According to highly respected football journalist Alan Biggs, the proliferation of penalties this season is not down to a change in the rules but the interpretation. “The new handball law was introduced in 2018,” Biggs says. “The law itself has not changed this season but the IFAB [football’s international lawmakers] felt the Premier League were out of step with the rest of the football world so they needed to be dragged into line, with the PGMOL [English referees’ body] urged to follow a stricter adherence to the letter of the law.”
Biggs, who helped set up the You Are the Ref site in collaboration with Keith Hackett and is still in regular touch with the former FIFA official, is scathing about this new interpretation. “It’s an utter nonsense,” he says. “You didn’t have to be a Nostradamus to predict what would happen once Mike Riley [head of PGMOL] caved in to the IFAB.” And indeed over the last few weeks things have come to a head.
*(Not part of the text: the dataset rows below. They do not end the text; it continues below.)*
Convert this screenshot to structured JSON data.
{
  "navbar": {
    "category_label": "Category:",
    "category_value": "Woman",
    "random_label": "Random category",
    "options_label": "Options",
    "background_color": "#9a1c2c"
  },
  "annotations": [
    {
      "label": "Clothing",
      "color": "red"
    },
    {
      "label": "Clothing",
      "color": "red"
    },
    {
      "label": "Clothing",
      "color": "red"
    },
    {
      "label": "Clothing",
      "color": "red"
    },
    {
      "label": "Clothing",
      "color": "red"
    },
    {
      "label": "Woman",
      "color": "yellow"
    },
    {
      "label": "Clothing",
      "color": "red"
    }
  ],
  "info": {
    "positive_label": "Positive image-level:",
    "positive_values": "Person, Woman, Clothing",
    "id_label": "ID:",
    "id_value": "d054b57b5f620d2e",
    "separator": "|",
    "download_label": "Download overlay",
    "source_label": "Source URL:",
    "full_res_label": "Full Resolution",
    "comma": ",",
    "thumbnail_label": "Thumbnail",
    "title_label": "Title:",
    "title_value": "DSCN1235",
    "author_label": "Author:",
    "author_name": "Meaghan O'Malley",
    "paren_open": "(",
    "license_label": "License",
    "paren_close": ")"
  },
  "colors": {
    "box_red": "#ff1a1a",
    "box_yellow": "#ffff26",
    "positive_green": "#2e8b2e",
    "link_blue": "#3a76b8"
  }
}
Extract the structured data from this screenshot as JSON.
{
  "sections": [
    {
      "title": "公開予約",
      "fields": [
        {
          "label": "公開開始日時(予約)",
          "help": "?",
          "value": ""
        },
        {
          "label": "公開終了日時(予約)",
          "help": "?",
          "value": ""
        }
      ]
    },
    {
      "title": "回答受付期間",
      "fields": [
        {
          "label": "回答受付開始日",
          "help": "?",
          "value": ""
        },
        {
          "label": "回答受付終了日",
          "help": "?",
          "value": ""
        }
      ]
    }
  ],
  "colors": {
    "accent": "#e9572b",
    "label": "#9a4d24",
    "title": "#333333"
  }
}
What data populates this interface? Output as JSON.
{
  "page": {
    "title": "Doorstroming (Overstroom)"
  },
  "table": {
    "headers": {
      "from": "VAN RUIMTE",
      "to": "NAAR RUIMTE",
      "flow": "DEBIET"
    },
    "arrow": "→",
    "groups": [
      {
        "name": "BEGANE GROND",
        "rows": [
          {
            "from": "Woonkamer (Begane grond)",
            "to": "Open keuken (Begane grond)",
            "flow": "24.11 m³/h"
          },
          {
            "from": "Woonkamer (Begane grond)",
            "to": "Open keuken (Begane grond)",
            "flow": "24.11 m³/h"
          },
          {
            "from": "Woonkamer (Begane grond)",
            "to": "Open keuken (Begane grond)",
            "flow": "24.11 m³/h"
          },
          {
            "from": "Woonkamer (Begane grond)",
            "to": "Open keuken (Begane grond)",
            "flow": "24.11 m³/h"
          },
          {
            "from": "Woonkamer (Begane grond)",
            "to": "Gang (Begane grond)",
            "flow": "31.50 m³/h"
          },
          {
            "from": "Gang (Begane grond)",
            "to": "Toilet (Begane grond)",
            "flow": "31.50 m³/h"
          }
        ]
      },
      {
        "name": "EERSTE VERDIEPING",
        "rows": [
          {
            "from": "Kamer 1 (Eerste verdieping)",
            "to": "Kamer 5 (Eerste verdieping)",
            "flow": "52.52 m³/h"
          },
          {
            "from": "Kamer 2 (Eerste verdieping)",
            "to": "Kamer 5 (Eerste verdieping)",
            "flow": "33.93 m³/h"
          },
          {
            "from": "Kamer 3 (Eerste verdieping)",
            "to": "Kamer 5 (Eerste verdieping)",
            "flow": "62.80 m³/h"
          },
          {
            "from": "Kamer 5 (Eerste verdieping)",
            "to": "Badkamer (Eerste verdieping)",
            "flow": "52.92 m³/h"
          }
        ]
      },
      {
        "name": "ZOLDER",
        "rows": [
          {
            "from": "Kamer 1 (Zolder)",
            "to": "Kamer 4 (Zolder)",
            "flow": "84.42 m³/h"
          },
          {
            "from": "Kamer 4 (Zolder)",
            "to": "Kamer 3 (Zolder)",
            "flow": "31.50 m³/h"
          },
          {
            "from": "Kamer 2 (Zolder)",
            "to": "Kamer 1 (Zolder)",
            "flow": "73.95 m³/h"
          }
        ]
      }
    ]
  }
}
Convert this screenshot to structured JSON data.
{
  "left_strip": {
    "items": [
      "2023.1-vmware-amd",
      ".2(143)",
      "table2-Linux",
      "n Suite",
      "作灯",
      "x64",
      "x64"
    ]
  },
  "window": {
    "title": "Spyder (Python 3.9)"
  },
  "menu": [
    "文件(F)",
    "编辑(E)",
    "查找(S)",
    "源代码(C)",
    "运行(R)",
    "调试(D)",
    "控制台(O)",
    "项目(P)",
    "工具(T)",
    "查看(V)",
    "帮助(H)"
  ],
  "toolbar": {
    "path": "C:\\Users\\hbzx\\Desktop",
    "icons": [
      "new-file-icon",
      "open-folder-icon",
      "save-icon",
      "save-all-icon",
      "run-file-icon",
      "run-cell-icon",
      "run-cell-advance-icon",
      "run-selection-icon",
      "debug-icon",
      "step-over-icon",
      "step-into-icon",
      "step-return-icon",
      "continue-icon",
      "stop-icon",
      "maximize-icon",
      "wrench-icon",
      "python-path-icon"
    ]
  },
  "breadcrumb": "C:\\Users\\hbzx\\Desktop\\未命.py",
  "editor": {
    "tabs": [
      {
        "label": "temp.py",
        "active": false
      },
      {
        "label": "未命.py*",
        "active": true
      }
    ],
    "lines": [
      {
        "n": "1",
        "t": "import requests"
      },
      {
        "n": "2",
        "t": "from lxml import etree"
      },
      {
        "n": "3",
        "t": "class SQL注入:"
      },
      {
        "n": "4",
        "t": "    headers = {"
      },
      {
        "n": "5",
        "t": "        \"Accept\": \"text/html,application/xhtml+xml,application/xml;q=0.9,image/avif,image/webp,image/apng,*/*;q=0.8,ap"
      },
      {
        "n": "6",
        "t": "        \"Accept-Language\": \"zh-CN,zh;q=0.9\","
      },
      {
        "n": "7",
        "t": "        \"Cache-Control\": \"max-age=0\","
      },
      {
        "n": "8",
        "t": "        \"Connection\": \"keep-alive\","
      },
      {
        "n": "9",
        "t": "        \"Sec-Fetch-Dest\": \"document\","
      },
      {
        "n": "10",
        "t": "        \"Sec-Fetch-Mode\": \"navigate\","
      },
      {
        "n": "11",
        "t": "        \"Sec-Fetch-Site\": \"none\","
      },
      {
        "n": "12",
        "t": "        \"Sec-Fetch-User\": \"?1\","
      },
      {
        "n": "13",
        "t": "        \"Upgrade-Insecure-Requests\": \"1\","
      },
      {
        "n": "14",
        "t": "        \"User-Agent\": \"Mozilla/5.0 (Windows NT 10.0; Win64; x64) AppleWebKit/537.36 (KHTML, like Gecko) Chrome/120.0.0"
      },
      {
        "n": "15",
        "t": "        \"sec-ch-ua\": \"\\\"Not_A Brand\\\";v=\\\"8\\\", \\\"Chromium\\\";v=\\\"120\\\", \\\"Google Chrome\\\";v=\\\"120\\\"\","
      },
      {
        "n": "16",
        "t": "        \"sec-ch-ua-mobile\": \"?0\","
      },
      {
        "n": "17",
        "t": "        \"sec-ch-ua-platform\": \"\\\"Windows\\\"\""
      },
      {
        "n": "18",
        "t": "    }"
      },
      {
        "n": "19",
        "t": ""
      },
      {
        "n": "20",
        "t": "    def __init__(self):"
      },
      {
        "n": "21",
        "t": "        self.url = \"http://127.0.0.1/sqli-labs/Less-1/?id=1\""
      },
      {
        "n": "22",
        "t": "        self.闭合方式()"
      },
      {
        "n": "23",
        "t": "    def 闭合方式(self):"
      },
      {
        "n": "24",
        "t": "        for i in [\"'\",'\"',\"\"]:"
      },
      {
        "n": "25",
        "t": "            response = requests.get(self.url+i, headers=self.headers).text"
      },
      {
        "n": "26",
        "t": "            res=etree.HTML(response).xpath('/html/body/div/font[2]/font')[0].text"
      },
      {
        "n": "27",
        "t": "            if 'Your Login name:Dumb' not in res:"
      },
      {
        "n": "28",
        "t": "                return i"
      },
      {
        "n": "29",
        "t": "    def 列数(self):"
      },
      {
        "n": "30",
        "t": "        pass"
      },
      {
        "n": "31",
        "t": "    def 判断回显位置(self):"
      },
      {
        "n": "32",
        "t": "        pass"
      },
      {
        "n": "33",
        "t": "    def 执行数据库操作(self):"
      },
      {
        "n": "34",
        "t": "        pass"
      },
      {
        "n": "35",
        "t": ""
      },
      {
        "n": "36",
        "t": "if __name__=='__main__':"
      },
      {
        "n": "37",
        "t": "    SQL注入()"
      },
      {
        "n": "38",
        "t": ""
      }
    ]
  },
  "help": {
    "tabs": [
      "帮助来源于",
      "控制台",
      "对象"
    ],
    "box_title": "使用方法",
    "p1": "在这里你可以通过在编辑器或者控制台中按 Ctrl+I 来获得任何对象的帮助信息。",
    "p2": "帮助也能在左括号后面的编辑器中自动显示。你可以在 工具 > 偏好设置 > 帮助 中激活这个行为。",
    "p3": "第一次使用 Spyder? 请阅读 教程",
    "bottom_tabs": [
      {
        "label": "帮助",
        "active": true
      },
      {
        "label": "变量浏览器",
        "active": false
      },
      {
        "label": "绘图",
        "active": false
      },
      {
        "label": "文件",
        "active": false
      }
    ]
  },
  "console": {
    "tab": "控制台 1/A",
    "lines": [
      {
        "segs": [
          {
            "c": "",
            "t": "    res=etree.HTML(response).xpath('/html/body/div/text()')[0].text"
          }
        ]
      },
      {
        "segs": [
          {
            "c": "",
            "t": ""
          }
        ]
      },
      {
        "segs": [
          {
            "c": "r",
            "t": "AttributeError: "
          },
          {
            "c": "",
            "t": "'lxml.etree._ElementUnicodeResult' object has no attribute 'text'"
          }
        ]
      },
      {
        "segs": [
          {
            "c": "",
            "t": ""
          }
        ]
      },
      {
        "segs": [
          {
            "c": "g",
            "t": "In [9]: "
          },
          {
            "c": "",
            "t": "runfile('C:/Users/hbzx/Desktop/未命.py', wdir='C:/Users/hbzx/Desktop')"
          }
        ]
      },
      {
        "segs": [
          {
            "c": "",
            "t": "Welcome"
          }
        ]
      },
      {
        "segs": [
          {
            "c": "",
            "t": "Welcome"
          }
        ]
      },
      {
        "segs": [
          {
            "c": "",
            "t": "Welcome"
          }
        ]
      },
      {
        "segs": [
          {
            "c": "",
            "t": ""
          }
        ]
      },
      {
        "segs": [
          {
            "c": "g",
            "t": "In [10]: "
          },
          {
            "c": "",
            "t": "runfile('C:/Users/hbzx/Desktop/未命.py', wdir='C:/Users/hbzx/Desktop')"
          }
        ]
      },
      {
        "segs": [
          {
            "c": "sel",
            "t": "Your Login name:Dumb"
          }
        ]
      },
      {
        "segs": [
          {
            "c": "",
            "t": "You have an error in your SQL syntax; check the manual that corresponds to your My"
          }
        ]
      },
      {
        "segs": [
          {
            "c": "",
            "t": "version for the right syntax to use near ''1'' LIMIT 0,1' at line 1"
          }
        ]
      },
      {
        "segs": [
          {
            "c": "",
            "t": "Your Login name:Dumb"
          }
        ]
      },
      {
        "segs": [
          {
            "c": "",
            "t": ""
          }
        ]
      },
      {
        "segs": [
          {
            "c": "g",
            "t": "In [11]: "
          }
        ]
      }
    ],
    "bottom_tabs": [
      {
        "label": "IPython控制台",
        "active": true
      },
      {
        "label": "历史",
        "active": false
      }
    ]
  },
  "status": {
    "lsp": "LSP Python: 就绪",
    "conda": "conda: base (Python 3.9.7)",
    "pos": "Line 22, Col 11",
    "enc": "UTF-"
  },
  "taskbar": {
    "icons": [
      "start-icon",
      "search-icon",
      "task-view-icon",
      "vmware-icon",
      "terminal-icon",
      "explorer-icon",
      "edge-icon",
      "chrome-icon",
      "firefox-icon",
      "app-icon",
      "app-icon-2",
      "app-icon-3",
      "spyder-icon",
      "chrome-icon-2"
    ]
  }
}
There was the Lindelof handball in their game against Palace, which sent Gary Neville into a predictable spiral of rage: “Ayew scoops it up against Lindelof’s arm – I’ll be absolutely amazed, I’d be devastated if I had a penalty given against me for that. His arm’s moved with his running action. I thought that the Leeds one last week at Anfield was nonsense and I think this one is equally so.”
If Neville’s rant was unsurprising, the barely concealed fury of a normally mild-mannered 73 year-old the following week was a turn-up for the books. This time it was Palace who felt aggrieved and Roy Hodgson was as close to apoplectic as ever during his 44-year coaching career when commenting on the penalty given against Joel Ward in the game against Everton. “It’s completely unacceptable. It’s destroying my enjoyment of the game of football,” said Hodgson. “I can’t understand how everyone in the game – the Premier League, referees, managers and coaches – have allowed this rule to come into operation. I don’t want to profit from it or lose from it.”
Hodgson added: “I do not believe in the rule. People in football find it hard to accept. The referee doesn’t think it is handball either. He doesn’t want to give it but has to, because that’s what he is told to do.” Hodgson was not alone in his contempt, Ward himself was similarly angry and bemused by the decision. Both Clive Tyldesley and Ally McCoist, who were commentating on the match for Amazon Prime, shared the overriding sense of disbelief. When the handball law was displayed on screen and they went through it line by line the commentator and pundit could not fathom how Ward had transgressed.
The following day Eric Dier became the latest victim of this stricter enforcement when adjudged to have committed a handball offence even though he had no sight of the ball as it was behind his back before hitting his outstretched arm. This incident was the straw that broke the camel’s back and PGMOL decided it was time to fight back as Biggs points out: “So they have now instructed referees to soften their approach within the spirit of the game.” Moving forward, the Lindelof and Ward incidents would no longer be considered to be penalties, although Dier’s would because “the hand arm was above/beyond shoulder level.”
According to Biggs, the blame for the confusion and controversy lies with not only the power game between IFAB and PGMOL but also at one man’s door. “If you check the wording of the handball law, the deliberate element is still there but it is muddied by the surrounding verbal diarrhoea from IFAB’s technical director, David Elleray.” Elleray has been in charge of the sport’s laws since the start of the 2016/17 season and has overseen 178 law changes in those four years, but those relevant to handball are opaque. “I know of refs who have read it once,” Biggs says. “Then twice and finally for a third time and they admit to me that they don’t understand the handball law anymore. But what would you expect from an ex-public school teacher who probably never played the game?”